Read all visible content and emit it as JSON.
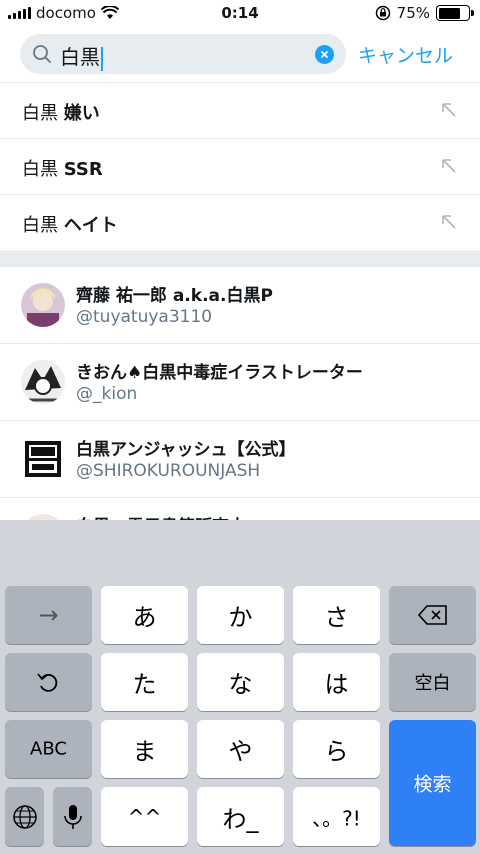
{
  "status_bar": {
    "carrier": "docomo",
    "time": "0:14",
    "battery": "75%",
    "battery_level": 0.75
  },
  "search": {
    "query": "白黒",
    "cancel_label": "キャンセル"
  },
  "suggestions": [
    {
      "query": "白黒",
      "rest": "嫌い"
    },
    {
      "query": "白黒",
      "rest": "SSR"
    },
    {
      "query": "白黒",
      "rest": "ヘイト"
    }
  ],
  "users": [
    {
      "name": "齊藤 祐一郎 a.k.a.白黒P",
      "handle": "@tuyatuya3110"
    },
    {
      "name": "きおん♠白黒中毒症イラストレーター",
      "handle": "@_kion"
    },
    {
      "name": "白黒アンジャッシュ【公式】",
      "handle": "@SHIROKURO​UNJASH"
    },
    {
      "name": "白黒@電子書籍販売中",
      "handle": ""
    }
  ],
  "keyboard": {
    "row1": [
      "→",
      "あ",
      "か",
      "さ",
      "⌫"
    ],
    "row2": [
      "↺",
      "た",
      "な",
      "は",
      "空白"
    ],
    "row3": [
      "ABC",
      "ま",
      "や",
      "ら",
      "検索"
    ],
    "row4": [
      "🌐",
      "🎤",
      "^^",
      "わ_",
      "、。?!"
    ]
  },
  "colors": {
    "accent": "#1da1f2",
    "keyboard_bg": "#d1d5db",
    "search_key": "#2f80f7"
  }
}
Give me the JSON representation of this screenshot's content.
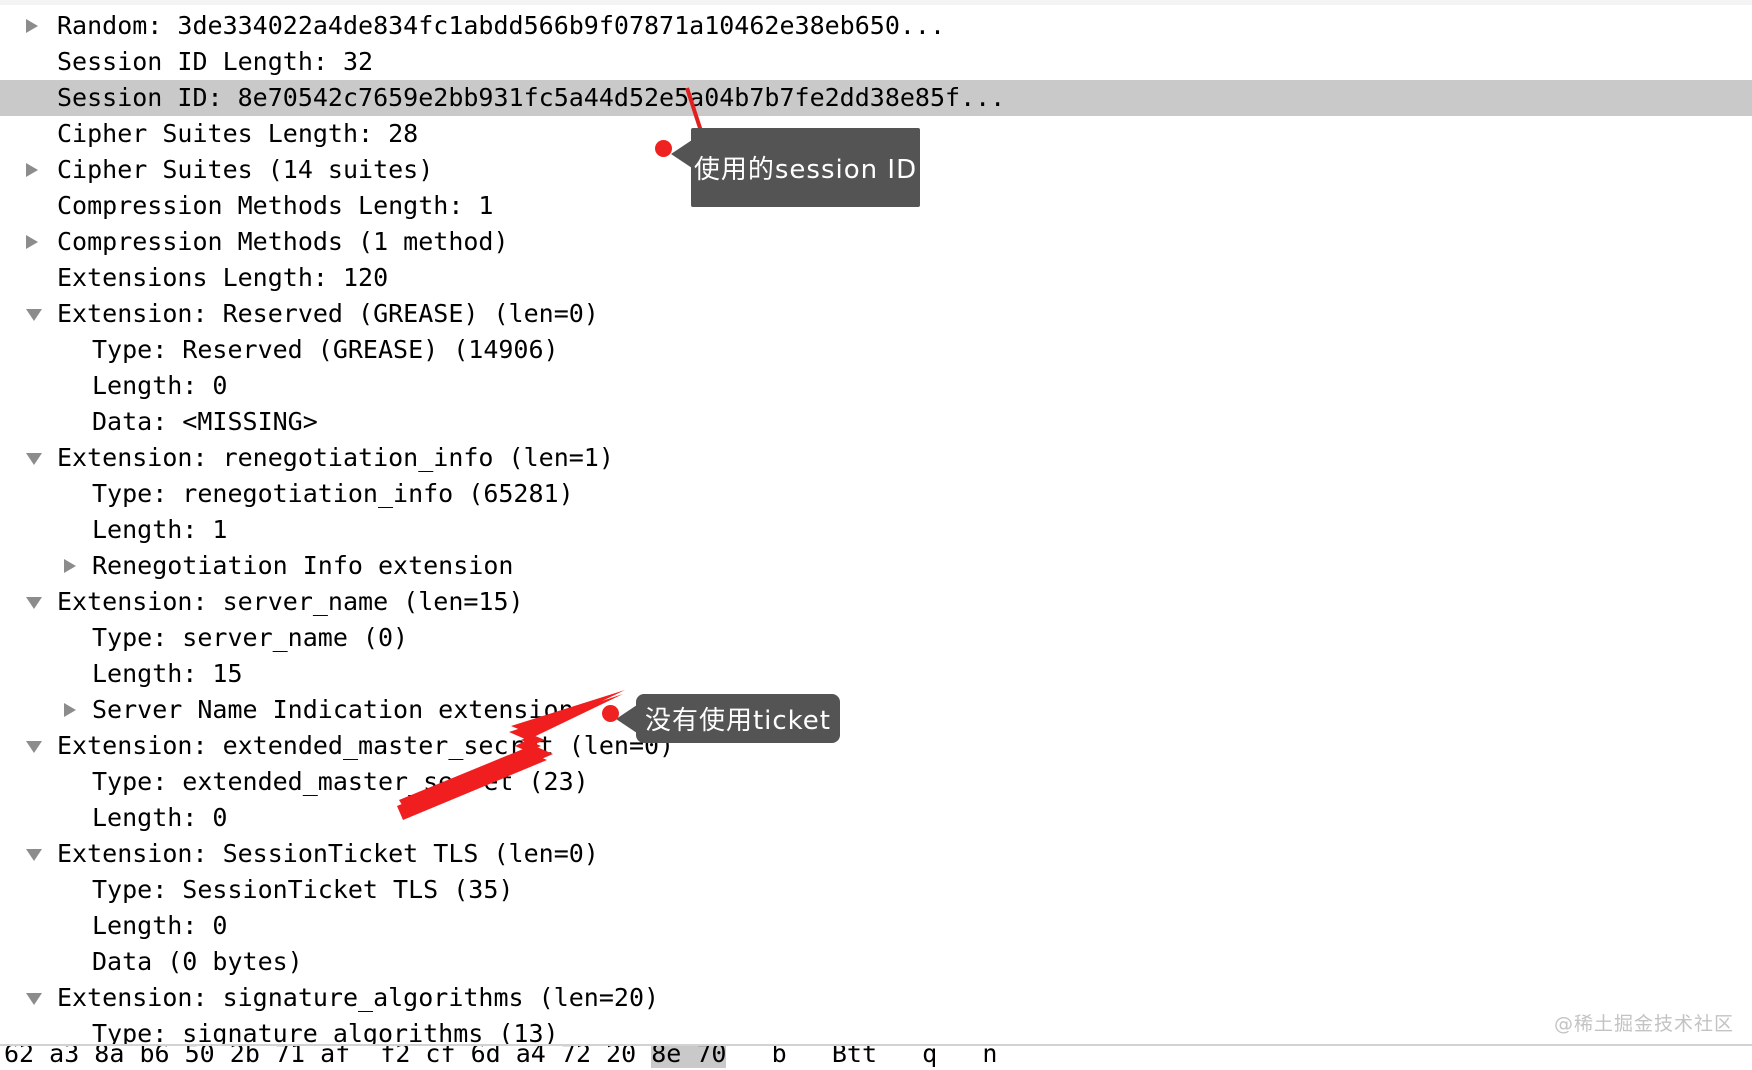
{
  "app": "wireshark-packet-details",
  "colors": {
    "selection": "#c9c9c9",
    "callout_bg": "#545454",
    "callout_text": "#ffffff",
    "marker_red": "#ef2222",
    "arrow_red": "#f01e1e",
    "twisty": "#8c8c8c",
    "watermark": "#c3c3c3"
  },
  "tree": {
    "rows": [
      {
        "indent": 1,
        "twisty": "collapsed",
        "selected": false,
        "text": "Random: 3de334022a4de834fc1abdd566b9f07871a10462e38eb650..."
      },
      {
        "indent": 1,
        "twisty": "none",
        "selected": false,
        "text": "Session ID Length: 32"
      },
      {
        "indent": 1,
        "twisty": "none",
        "selected": true,
        "text": "Session ID: 8e70542c7659e2bb931fc5a44d52e5a04b7b7fe2dd38e85f..."
      },
      {
        "indent": 1,
        "twisty": "none",
        "selected": false,
        "text": "Cipher Suites Length: 28"
      },
      {
        "indent": 1,
        "twisty": "collapsed",
        "selected": false,
        "text": "Cipher Suites (14 suites)"
      },
      {
        "indent": 1,
        "twisty": "none",
        "selected": false,
        "text": "Compression Methods Length: 1"
      },
      {
        "indent": 1,
        "twisty": "collapsed",
        "selected": false,
        "text": "Compression Methods (1 method)"
      },
      {
        "indent": 1,
        "twisty": "none",
        "selected": false,
        "text": "Extensions Length: 120"
      },
      {
        "indent": 1,
        "twisty": "expanded",
        "selected": false,
        "text": "Extension: Reserved (GREASE) (len=0)"
      },
      {
        "indent": 2,
        "twisty": "none",
        "selected": false,
        "text": "Type: Reserved (GREASE) (14906)"
      },
      {
        "indent": 2,
        "twisty": "none",
        "selected": false,
        "text": "Length: 0"
      },
      {
        "indent": 2,
        "twisty": "none",
        "selected": false,
        "text": "Data: <MISSING>"
      },
      {
        "indent": 1,
        "twisty": "expanded",
        "selected": false,
        "text": "Extension: renegotiation_info (len=1)"
      },
      {
        "indent": 2,
        "twisty": "none",
        "selected": false,
        "text": "Type: renegotiation_info (65281)"
      },
      {
        "indent": 2,
        "twisty": "none",
        "selected": false,
        "text": "Length: 1"
      },
      {
        "indent": 2,
        "twisty": "collapsed",
        "selected": false,
        "text": "Renegotiation Info extension"
      },
      {
        "indent": 1,
        "twisty": "expanded",
        "selected": false,
        "text": "Extension: server_name (len=15)"
      },
      {
        "indent": 2,
        "twisty": "none",
        "selected": false,
        "text": "Type: server_name (0)"
      },
      {
        "indent": 2,
        "twisty": "none",
        "selected": false,
        "text": "Length: 15"
      },
      {
        "indent": 2,
        "twisty": "collapsed",
        "selected": false,
        "text": "Server Name Indication extension"
      },
      {
        "indent": 1,
        "twisty": "expanded",
        "selected": false,
        "text": "Extension: extended_master_secret (len=0)"
      },
      {
        "indent": 2,
        "twisty": "none",
        "selected": false,
        "text": "Type: extended_master_secret (23)"
      },
      {
        "indent": 2,
        "twisty": "none",
        "selected": false,
        "text": "Length: 0"
      },
      {
        "indent": 1,
        "twisty": "expanded",
        "selected": false,
        "text": "Extension: SessionTicket TLS (len=0)"
      },
      {
        "indent": 2,
        "twisty": "none",
        "selected": false,
        "text": "Type: SessionTicket TLS (35)"
      },
      {
        "indent": 2,
        "twisty": "none",
        "selected": false,
        "text": "Length: 0"
      },
      {
        "indent": 2,
        "twisty": "none",
        "selected": false,
        "text": "Data (0 bytes)"
      },
      {
        "indent": 1,
        "twisty": "expanded",
        "selected": false,
        "text": "Extension: signature_algorithms (len=20)"
      },
      {
        "indent": 2,
        "twisty": "none",
        "selected": false,
        "text": "Type: signature_algorithms (13)"
      }
    ]
  },
  "annotations": {
    "session_callout": "使用的session ID",
    "ticket_callout": "没有使用ticket"
  },
  "bytes_pane": {
    "hex_prefix": "62 a3 8a b6 50 2b 71 af  f2 cf 6d a4 72 20 ",
    "hex_highlight": "8e 70",
    "ascii_tail": "   b   Btt   q   n  "
  },
  "watermark": "@稀土掘金技术社区"
}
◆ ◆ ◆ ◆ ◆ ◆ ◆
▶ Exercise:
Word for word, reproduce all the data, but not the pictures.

▶ Task result:
Read all visible content and emit it as JSON.
{
  "status_bar": {
    "carrier": "docomo",
    "time": "0:14",
    "battery": "75%",
    "battery_level": 0.75
  },
  "search": {
    "query": "白黒",
    "cancel_label": "キャンセル"
  },
  "suggestions": [
    {
      "query": "白黒",
      "rest": "嫌い"
    },
    {
      "query": "白黒",
      "rest": "SSR"
    },
    {
      "query": "白黒",
      "rest": "ヘイト"
    }
  ],
  "users": [
    {
      "name": "齊藤 祐一郎 a.k.a.白黒P",
      "handle": "@tuyatuya3110"
    },
    {
      "name": "きおん♠白黒中毒症イラストレーター",
      "handle": "@_kion"
    },
    {
      "name": "白黒アンジャッシュ【公式】",
      "handle": "@SHIROKURO​UNJASH"
    },
    {
      "name": "白黒@電子書籍販売中",
      "handle": ""
    }
  ],
  "keyboard": {
    "row1": [
      "→",
      "あ",
      "か",
      "さ",
      "⌫"
    ],
    "row2": [
      "↺",
      "た",
      "な",
      "は",
      "空白"
    ],
    "row3": [
      "ABC",
      "ま",
      "や",
      "ら",
      "検索"
    ],
    "row4": [
      "🌐",
      "🎤",
      "^^",
      "わ_",
      "、。?!"
    ]
  },
  "colors": {
    "accent": "#1da1f2",
    "keyboard_bg": "#d1d5db",
    "search_key": "#2f80f7"
  }
}
Give me the JSON representation of this screenshot's content.
{
  "app": "wireshark-packet-details",
  "colors": {
    "selection": "#c9c9c9",
    "callout_bg": "#545454",
    "callout_text": "#ffffff",
    "marker_red": "#ef2222",
    "arrow_red": "#f01e1e",
    "twisty": "#8c8c8c",
    "watermark": "#c3c3c3"
  },
  "tree": {
    "rows": [
      {
        "indent": 1,
        "twisty": "collapsed",
        "selected": false,
        "text": "Random: 3de334022a4de834fc1abdd566b9f07871a10462e38eb650..."
      },
      {
        "indent": 1,
        "twisty": "none",
        "selected": false,
        "text": "Session ID Length: 32"
      },
      {
        "indent": 1,
        "twisty": "none",
        "selected": true,
        "text": "Session ID: 8e70542c7659e2bb931fc5a44d52e5a04b7b7fe2dd38e85f..."
      },
      {
        "indent": 1,
        "twisty": "none",
        "selected": false,
        "text": "Cipher Suites Length: 28"
      },
      {
        "indent": 1,
        "twisty": "collapsed",
        "selected": false,
        "text": "Cipher Suites (14 suites)"
      },
      {
        "indent": 1,
        "twisty": "none",
        "selected": false,
        "text": "Compression Methods Length: 1"
      },
      {
        "indent": 1,
        "twisty": "collapsed",
        "selected": false,
        "text": "Compression Methods (1 method)"
      },
      {
        "indent": 1,
        "twisty": "none",
        "selected": false,
        "text": "Extensions Length: 120"
      },
      {
        "indent": 1,
        "twisty": "expanded",
        "selected": false,
        "text": "Extension: Reserved (GREASE) (len=0)"
      },
      {
        "indent": 2,
        "twisty": "none",
        "selected": false,
        "text": "Type: Reserved (GREASE) (14906)"
      },
      {
        "indent": 2,
        "twisty": "none",
        "selected": false,
        "text": "Length: 0"
      },
      {
        "indent": 2,
        "twisty": "none",
        "selected": false,
        "text": "Data: <MISSING>"
      },
      {
        "indent": 1,
        "twisty": "expanded",
        "selected": false,
        "text": "Extension: renegotiation_info (len=1)"
      },
      {
        "indent": 2,
        "twisty": "none",
        "selected": false,
        "text": "Type: renegotiation_info (65281)"
      },
      {
        "indent": 2,
        "twisty": "none",
        "selected": false,
        "text": "Length: 1"
      },
      {
        "indent": 2,
        "twisty": "collapsed",
        "selected": false,
        "text": "Renegotiation Info extension"
      },
      {
        "indent": 1,
        "twisty": "expanded",
        "selected": false,
        "text": "Extension: server_name (len=15)"
      },
      {
        "indent": 2,
        "twisty": "none",
        "selected": false,
        "text": "Type: server_name (0)"
      },
      {
        "indent": 2,
        "twisty": "none",
        "selected": false,
        "text": "Length: 15"
      },
      {
        "indent": 2,
        "twisty": "collapsed",
        "selected": false,
        "text": "Server Name Indication extension"
      },
      {
        "indent": 1,
        "twisty": "expanded",
        "selected": false,
        "text": "Extension: extended_master_secret (len=0)"
      },
      {
        "indent": 2,
        "twisty": "none",
        "selected": false,
        "text": "Type: extended_master_secret (23)"
      },
      {
        "indent": 2,
        "twisty": "none",
        "selected": false,
        "text": "Length: 0"
      },
      {
        "indent": 1,
        "twisty": "expanded",
        "selected": false,
        "text": "Extension: SessionTicket TLS (len=0)"
      },
      {
        "indent": 2,
        "twisty": "none",
        "selected": false,
        "text": "Type: SessionTicket TLS (35)"
      },
      {
        "indent": 2,
        "twisty": "none",
        "selected": false,
        "text": "Length: 0"
      },
      {
        "indent": 2,
        "twisty": "none",
        "selected": false,
        "text": "Data (0 bytes)"
      },
      {
        "indent": 1,
        "twisty": "expanded",
        "selected": false,
        "text": "Extension: signature_algorithms (len=20)"
      },
      {
        "indent": 2,
        "twisty": "none",
        "selected": false,
        "text": "Type: signature_algorithms (13)"
      }
    ]
  },
  "annotations": {
    "session_callout": "使用的session ID",
    "ticket_callout": "没有使用ticket"
  },
  "bytes_pane": {
    "hex_prefix": "62 a3 8a b6 50 2b 71 af  f2 cf 6d a4 72 20 ",
    "hex_highlight": "8e 70",
    "ascii_tail": "   b   Btt   q   n  "
  },
  "watermark": "@稀土掘金技术社区"
}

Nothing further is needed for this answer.